[Opening Extracted records section]

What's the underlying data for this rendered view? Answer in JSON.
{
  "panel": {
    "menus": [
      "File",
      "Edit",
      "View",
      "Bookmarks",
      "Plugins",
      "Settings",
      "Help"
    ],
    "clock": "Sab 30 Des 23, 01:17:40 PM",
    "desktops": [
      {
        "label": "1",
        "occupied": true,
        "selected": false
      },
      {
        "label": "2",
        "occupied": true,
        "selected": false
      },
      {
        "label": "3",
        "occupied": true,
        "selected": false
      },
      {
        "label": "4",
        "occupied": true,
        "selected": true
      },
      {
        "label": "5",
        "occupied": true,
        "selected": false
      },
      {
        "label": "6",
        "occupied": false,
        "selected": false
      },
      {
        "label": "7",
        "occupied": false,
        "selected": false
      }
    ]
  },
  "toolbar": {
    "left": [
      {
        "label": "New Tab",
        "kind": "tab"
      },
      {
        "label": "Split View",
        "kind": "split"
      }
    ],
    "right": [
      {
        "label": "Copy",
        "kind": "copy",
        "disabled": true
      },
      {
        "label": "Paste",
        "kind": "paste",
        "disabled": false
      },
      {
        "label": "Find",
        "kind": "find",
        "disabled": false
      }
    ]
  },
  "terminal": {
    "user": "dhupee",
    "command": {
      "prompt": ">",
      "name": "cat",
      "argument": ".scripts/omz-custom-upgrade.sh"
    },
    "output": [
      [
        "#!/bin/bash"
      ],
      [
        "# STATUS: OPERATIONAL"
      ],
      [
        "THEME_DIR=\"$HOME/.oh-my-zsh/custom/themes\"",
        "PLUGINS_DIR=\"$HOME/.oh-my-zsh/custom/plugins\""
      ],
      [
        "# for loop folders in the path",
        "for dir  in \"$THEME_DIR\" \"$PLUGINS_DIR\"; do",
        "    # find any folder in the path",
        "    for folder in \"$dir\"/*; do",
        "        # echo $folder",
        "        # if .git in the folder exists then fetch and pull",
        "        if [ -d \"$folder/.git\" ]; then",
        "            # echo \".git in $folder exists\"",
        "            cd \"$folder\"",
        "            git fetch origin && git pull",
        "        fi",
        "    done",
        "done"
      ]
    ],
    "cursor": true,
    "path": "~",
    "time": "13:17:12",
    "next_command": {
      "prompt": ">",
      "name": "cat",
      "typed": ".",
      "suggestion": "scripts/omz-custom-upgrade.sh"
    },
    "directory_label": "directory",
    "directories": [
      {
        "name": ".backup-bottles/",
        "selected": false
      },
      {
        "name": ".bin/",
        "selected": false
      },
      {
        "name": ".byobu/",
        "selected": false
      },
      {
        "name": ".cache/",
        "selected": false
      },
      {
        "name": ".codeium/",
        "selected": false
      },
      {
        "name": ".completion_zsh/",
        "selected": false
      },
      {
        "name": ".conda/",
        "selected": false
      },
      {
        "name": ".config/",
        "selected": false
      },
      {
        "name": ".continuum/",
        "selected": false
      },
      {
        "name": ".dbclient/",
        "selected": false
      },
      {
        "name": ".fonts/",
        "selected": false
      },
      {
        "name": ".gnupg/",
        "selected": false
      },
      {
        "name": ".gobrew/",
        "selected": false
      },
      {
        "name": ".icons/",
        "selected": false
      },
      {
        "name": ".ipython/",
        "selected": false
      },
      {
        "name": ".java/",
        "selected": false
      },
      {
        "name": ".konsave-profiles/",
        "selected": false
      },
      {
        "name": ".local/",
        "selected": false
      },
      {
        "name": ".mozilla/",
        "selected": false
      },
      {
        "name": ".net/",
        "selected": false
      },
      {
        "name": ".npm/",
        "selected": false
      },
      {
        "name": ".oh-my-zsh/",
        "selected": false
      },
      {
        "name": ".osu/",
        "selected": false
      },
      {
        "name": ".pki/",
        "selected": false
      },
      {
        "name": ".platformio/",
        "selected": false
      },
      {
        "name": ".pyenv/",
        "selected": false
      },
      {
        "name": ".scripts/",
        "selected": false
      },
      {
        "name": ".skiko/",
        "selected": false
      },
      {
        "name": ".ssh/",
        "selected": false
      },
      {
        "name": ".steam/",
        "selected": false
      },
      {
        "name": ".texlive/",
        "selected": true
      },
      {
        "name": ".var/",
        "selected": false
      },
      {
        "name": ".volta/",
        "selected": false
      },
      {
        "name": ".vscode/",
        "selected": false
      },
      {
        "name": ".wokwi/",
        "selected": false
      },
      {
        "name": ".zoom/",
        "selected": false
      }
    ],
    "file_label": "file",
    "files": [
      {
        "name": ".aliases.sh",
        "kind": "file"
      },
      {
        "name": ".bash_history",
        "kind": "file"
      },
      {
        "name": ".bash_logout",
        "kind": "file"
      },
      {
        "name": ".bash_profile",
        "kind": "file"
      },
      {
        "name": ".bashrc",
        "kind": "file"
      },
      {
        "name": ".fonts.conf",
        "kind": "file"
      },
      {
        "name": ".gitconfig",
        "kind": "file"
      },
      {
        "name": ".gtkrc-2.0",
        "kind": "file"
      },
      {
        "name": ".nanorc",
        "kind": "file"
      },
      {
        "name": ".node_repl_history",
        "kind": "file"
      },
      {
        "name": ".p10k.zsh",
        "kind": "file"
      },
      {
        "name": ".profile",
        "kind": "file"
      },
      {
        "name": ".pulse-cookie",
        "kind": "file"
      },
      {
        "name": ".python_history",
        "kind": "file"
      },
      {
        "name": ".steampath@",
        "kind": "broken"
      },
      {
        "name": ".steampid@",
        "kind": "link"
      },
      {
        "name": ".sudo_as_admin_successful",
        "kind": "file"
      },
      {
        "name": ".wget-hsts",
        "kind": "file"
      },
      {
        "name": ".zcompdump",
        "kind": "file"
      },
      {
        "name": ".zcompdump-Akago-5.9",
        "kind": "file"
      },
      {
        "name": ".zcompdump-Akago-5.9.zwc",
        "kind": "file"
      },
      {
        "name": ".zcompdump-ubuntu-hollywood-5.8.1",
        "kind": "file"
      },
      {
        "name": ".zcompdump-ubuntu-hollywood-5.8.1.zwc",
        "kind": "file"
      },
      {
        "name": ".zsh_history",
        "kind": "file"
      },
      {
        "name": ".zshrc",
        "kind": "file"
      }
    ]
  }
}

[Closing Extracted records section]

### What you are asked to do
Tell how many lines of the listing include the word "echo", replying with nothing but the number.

### Task response
2